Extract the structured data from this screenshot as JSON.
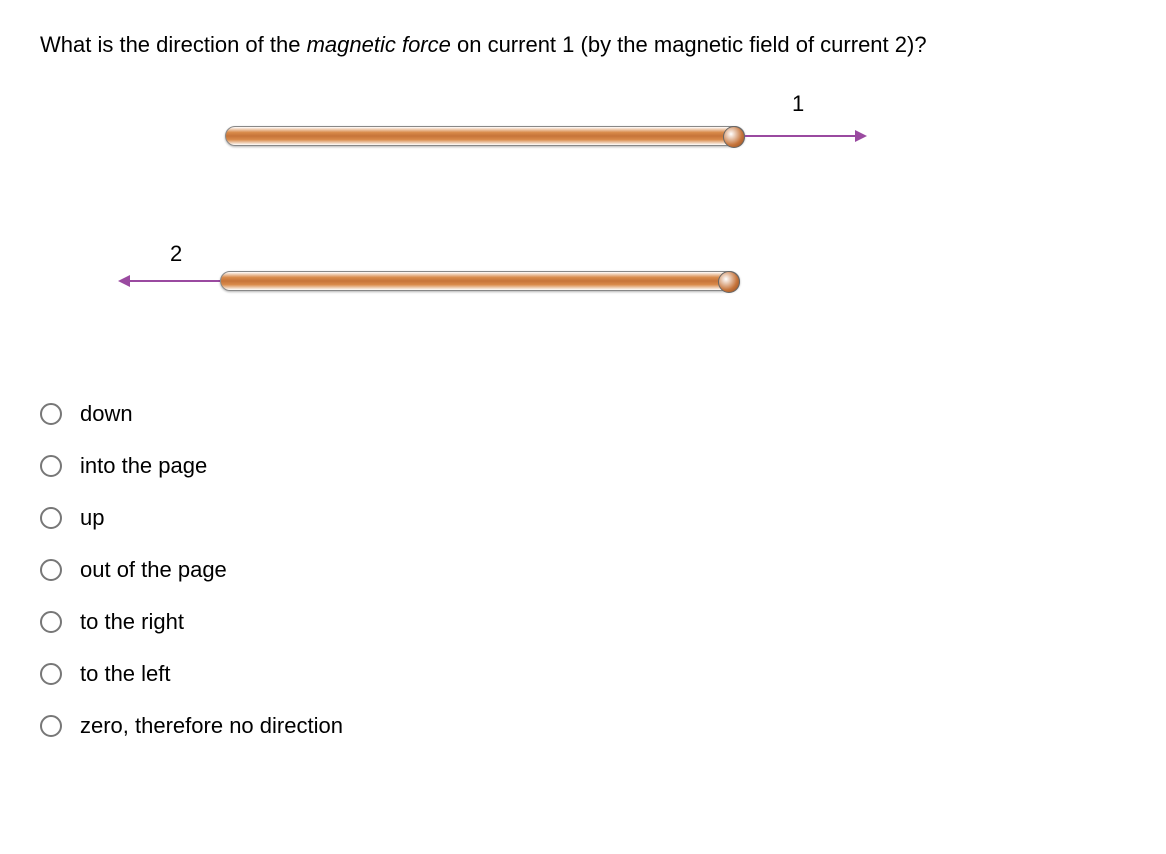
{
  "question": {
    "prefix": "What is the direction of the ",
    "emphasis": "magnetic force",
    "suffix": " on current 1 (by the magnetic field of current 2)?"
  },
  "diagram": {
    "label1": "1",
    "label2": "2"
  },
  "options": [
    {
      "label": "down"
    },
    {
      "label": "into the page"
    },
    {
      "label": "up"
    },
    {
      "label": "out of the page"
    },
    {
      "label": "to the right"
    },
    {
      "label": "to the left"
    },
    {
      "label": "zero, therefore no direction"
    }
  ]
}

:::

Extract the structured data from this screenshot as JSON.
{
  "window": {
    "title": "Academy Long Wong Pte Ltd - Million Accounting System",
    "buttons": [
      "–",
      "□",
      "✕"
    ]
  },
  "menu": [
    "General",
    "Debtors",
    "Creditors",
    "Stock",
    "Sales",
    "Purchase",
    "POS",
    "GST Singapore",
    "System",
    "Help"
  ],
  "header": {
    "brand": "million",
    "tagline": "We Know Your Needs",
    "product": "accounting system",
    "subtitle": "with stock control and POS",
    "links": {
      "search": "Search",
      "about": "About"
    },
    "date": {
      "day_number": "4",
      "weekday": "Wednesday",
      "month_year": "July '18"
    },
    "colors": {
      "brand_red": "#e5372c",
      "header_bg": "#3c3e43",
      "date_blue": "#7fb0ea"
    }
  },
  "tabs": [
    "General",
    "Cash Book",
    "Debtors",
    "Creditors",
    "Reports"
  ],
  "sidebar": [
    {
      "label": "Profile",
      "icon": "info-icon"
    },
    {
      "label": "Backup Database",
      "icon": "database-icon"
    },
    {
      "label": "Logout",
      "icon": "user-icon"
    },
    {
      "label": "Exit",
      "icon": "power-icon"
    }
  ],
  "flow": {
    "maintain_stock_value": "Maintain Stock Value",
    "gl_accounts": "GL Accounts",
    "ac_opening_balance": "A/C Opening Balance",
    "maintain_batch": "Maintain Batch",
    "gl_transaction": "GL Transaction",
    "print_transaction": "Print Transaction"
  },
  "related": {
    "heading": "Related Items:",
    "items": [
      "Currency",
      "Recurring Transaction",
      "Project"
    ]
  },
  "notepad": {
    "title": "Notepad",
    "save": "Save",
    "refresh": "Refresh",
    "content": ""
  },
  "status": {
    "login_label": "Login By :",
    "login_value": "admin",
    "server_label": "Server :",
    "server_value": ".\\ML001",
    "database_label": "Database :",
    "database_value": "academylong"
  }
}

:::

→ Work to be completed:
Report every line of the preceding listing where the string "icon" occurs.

→ Answer to the exercise:
      "icon": "info-icon"
      "icon": "database-icon"
      "icon": "user-icon"
      "icon": "power-icon"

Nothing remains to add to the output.